In addition, the SaaS approach means the software is not local, it's in the cloud. This makes it accessible through any browser, and it's always value priced: you only pay for what you use. Beyond the cost savings and efficiency, a digital document hub gives SMBs the ability to:

  • Make documents more effective at cross-selling products and promoting services, employing color and design modifications without engaging IT support;

  • Protect customers' data privacy through advanced barcoding capabilities and tighter end-to-end controls, which can be built into the system;

  • Access remote services when key employees don't show, equipment goes down, big jobs come along that existing staff can't handle, or disaster recovery is needed.

Being able to access outside services in the cloud makes it easy for businesses to focus on what they are good at, while using appropriate remote sources for everything else. The cloud-based SaaS approach gives SMBs the choice to decide which hardware, software, and services they want to use and which they want to take care of themselves.


Customer Preferences Changing

Increasingly, the customers of SMBs are demanding multiple approaches to communications to meet their needs. This requires businesses to accommodate diverse customer communication methods, which range from physical communications, digital experiences on physical channels (such as Augmented Reality, QR codes, and others), to a fully digital experience via email, web, and mobile technologies.


The answer is a multi-channel communications hub that can automate and adapt to the various channel needs of a business and its customers. This centralized digital document hub, which creates and changes communication mediums into a digital format, enables businesses to optimize the delivery to customers via physical or digital media.


A digital document hub can also serve as middleware linking an SMB's legacy system output to today's communication demands. By providing compatibility with these legacy systems, the middleware can use their diverse inputs into the platform to drive the diverse outputs that go into all the communication channels the business wants to use. Key to this capability is the interoperability the digital document hub provides between all the processes across the workflow. The output from one function seamlessly becomes the input for the next function. For example, cleansed and standardized addresses are used to create presort and split mailings.


Four Key Document Management Functions

Let's look at four use cases which a cloud-based digital document hub can positively impact:

  • Multi-channel management: Send documents to customers via mail and/or through digital sending channels. No need to manage special handling requirements for customers wanting digital documents.

  • Document enhancement: Change color, logos, and fonts; highlight text; and put personalized messages into existing communications. Also offer white space to different parts of the organization for them to insert their messages. In the future, the ability to drive deeper digital experiences on physical documents.

  • Outsourcing: Route mailings to off-premise print-to-mail production facilities.
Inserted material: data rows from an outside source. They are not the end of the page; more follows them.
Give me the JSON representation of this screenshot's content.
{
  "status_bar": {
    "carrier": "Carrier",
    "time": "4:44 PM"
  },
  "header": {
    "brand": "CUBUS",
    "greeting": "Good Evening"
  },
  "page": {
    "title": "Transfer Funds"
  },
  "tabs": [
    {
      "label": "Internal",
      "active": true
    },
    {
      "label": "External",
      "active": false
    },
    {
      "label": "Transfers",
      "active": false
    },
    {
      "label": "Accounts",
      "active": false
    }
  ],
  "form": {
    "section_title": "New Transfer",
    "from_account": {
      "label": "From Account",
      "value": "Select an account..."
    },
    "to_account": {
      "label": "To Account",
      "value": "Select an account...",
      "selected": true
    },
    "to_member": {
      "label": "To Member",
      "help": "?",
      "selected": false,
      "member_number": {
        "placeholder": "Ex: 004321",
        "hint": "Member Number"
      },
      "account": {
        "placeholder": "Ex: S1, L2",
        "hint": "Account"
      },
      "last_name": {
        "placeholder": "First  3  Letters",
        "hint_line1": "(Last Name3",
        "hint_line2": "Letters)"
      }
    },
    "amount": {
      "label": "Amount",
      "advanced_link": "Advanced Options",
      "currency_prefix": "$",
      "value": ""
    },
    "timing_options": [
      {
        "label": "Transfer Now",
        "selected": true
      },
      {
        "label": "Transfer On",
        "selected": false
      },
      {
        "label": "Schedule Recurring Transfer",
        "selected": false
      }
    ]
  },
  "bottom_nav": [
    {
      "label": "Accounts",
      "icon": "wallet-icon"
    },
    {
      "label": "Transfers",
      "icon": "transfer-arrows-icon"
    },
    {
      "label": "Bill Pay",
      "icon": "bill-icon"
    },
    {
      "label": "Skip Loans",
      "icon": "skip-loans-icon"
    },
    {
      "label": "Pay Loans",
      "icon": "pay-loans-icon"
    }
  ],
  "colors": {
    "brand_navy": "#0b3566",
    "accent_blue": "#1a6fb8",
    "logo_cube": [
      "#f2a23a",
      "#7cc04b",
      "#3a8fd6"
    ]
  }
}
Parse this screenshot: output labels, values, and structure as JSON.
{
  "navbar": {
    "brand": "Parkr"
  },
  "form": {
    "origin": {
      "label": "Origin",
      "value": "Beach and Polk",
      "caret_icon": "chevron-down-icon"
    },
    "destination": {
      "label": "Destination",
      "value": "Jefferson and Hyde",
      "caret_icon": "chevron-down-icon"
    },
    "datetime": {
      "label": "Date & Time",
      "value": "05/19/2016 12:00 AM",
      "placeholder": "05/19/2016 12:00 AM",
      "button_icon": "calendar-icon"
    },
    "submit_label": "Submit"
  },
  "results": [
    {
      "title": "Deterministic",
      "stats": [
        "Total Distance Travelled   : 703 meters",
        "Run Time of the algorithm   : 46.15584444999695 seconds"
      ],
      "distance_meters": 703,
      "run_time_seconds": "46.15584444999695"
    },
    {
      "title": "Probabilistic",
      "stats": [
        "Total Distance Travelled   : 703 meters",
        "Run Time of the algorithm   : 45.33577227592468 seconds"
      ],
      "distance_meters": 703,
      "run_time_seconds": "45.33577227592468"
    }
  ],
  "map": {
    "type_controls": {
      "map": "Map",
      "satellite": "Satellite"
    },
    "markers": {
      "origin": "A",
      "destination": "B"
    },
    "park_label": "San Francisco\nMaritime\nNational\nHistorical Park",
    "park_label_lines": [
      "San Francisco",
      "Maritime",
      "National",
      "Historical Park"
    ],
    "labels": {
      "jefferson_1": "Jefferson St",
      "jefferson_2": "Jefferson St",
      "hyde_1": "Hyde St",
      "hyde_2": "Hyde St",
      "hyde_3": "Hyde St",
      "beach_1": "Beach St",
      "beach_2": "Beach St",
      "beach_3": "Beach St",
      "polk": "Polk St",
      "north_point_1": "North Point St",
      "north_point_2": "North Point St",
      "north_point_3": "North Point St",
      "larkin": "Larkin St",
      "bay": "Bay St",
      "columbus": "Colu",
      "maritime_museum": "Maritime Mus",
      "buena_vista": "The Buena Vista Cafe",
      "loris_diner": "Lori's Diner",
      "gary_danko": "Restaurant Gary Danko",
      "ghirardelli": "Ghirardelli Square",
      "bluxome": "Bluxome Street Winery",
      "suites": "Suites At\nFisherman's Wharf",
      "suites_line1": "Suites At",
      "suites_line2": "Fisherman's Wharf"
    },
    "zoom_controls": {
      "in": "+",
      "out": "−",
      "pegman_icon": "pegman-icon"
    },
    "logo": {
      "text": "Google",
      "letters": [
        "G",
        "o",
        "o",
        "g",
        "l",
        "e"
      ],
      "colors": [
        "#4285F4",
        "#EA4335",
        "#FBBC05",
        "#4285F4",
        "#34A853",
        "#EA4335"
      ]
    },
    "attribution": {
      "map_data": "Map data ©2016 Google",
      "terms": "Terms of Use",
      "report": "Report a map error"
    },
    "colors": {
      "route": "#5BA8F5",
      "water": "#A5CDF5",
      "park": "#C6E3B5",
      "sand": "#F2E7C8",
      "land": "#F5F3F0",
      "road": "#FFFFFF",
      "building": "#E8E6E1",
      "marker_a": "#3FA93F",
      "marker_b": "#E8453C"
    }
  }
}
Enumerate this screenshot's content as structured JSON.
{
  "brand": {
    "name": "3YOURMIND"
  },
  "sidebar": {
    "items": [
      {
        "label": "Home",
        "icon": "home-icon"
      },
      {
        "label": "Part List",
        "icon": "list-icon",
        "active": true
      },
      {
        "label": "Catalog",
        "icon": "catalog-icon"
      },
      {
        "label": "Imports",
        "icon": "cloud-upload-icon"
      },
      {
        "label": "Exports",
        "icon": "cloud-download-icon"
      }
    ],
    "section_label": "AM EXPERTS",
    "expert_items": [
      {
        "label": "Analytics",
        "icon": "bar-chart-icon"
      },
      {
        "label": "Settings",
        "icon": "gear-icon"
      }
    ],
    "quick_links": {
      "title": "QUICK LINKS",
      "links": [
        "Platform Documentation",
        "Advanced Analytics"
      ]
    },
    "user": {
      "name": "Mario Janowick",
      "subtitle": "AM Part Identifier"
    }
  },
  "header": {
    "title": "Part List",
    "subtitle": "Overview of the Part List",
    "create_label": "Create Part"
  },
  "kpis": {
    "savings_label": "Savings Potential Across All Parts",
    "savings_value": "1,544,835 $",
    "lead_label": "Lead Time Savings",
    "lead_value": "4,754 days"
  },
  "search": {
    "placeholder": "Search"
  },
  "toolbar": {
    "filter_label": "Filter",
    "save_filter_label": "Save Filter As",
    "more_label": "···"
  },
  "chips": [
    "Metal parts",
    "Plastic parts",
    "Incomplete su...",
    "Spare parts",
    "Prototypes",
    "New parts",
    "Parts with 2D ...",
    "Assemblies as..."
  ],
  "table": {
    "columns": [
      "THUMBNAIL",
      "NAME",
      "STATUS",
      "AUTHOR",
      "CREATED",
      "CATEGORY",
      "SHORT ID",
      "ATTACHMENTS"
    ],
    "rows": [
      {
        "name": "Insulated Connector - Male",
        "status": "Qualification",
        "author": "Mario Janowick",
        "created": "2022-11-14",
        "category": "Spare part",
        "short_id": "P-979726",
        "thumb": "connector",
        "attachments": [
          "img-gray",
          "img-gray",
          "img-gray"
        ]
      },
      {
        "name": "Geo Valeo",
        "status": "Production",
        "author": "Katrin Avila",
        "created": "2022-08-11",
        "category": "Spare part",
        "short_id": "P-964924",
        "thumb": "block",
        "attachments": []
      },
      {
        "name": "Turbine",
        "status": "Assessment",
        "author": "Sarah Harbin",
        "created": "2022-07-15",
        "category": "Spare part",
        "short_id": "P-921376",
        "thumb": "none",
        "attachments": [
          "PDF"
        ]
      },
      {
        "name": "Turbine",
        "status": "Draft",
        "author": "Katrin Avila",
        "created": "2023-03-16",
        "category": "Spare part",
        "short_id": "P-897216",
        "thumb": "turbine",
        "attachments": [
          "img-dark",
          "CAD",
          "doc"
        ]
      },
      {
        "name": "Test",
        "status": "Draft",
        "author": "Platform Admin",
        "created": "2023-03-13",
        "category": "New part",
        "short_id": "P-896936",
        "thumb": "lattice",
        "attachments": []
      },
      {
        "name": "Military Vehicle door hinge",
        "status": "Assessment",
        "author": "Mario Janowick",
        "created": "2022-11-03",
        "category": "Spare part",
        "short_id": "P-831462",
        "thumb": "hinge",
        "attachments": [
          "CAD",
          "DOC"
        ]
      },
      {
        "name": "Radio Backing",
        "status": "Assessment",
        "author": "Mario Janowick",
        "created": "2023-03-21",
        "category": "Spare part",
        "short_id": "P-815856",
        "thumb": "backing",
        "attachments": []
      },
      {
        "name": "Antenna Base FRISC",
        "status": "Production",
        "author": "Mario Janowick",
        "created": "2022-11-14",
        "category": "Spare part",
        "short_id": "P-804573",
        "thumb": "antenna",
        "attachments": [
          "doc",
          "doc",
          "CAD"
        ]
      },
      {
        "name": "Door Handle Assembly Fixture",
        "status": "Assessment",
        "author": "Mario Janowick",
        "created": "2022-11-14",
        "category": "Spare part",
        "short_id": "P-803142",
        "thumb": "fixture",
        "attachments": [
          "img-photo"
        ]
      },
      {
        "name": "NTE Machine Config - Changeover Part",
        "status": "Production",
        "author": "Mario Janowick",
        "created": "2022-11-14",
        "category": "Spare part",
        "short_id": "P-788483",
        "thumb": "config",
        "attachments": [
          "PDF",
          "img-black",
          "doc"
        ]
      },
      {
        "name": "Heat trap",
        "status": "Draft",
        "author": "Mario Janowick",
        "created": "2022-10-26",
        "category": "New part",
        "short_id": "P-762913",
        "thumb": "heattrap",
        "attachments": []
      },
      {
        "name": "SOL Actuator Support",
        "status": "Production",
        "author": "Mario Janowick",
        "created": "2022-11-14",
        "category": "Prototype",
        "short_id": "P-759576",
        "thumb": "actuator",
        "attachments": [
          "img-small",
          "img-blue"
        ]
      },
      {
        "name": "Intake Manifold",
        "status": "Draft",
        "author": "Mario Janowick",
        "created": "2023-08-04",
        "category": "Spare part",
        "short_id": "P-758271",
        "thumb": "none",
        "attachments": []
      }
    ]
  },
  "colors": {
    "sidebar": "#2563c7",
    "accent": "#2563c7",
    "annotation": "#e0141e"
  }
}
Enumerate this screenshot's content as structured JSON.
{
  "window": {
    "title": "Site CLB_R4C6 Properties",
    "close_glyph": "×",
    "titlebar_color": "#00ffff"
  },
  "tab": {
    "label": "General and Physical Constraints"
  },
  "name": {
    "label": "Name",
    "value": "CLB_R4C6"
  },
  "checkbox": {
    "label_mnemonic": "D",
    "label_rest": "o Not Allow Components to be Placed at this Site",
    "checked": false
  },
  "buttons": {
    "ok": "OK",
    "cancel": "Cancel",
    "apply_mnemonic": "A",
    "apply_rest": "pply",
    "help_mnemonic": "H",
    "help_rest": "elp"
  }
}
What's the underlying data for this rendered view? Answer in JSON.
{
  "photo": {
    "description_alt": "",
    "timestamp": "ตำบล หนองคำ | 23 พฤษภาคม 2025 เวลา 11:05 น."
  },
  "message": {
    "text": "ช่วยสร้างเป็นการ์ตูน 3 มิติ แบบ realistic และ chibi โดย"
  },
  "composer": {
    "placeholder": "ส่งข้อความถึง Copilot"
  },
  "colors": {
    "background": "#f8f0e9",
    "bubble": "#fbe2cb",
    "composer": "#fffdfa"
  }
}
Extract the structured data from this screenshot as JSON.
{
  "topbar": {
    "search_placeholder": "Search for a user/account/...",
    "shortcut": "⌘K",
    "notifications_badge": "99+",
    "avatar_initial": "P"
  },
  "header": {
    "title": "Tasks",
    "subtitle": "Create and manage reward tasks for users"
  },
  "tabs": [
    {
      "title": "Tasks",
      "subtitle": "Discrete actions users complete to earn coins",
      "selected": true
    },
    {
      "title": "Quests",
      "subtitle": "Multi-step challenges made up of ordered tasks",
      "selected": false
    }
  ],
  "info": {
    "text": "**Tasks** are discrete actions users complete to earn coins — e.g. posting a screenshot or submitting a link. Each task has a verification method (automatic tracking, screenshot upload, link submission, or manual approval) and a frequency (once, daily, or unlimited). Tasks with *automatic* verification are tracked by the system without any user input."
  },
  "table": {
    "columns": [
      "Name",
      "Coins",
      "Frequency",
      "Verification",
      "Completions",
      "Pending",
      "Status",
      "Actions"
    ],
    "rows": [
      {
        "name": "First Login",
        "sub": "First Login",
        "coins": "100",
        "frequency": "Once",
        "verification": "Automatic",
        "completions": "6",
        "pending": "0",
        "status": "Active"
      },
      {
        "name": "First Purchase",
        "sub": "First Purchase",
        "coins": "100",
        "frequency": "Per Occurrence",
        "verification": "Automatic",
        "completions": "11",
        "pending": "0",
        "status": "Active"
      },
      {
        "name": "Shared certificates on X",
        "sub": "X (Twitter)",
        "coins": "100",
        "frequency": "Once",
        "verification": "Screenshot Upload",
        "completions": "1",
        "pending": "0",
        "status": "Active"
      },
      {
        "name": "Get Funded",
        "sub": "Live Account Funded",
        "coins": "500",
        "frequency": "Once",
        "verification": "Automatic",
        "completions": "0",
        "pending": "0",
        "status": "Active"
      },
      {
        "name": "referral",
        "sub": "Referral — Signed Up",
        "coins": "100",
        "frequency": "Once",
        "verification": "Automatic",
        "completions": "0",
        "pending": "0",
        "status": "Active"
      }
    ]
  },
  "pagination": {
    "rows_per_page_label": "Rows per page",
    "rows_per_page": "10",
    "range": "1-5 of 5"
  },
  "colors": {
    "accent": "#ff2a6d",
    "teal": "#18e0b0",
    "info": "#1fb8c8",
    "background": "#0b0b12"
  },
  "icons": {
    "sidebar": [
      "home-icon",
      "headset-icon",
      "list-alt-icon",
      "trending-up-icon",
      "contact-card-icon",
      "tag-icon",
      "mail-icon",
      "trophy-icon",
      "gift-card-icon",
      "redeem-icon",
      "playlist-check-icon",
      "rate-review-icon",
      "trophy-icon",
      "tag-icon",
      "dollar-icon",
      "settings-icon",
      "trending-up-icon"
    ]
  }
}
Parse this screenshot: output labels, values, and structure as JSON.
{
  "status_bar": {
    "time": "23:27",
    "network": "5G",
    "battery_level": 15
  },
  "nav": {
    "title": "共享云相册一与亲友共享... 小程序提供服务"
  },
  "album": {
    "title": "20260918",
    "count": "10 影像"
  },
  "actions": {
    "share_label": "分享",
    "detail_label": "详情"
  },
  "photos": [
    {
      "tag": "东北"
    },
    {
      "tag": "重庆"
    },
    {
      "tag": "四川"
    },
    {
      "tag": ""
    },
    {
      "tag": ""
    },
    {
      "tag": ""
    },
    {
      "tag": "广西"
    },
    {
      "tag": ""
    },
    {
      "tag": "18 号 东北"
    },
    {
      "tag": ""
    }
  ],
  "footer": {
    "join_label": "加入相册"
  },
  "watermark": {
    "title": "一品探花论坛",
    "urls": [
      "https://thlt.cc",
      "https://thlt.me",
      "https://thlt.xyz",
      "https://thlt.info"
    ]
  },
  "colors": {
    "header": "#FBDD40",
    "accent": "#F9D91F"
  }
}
Reduce the cost of maintaining a mailroom by outsourcing peak volumes, as well as maintain production levels even when equipment fails.

  • Print file conversion: Convert the print output file from the host platform to the language of the destination printers, so they function at full speed. This helps meet print and mail deadlines by maintaining print speeds and gets the most out of hardware investments.

In conclusion, cloud-based SaaS document management solutions for SMBs are easy to use and require little or no IT involvement to implement and maintain. The digital document hub can offer a new level of interoperability between processes. Pricing can be tiered or volume based, depending on needs. This approach gives SMBs an integrated, end-to-end hardware, software, and services solution, and enables a multi-channel approach. It simplifies the process, provides new accuracy and precision, and combines onsite and off-site capabilities and physical and digital delivery channels in a way never before available to SMBs.

Patrick Brand is Senior Vice President and General Manager, Global SMB Products and Business Strategy, Pitney Bowes.

Follow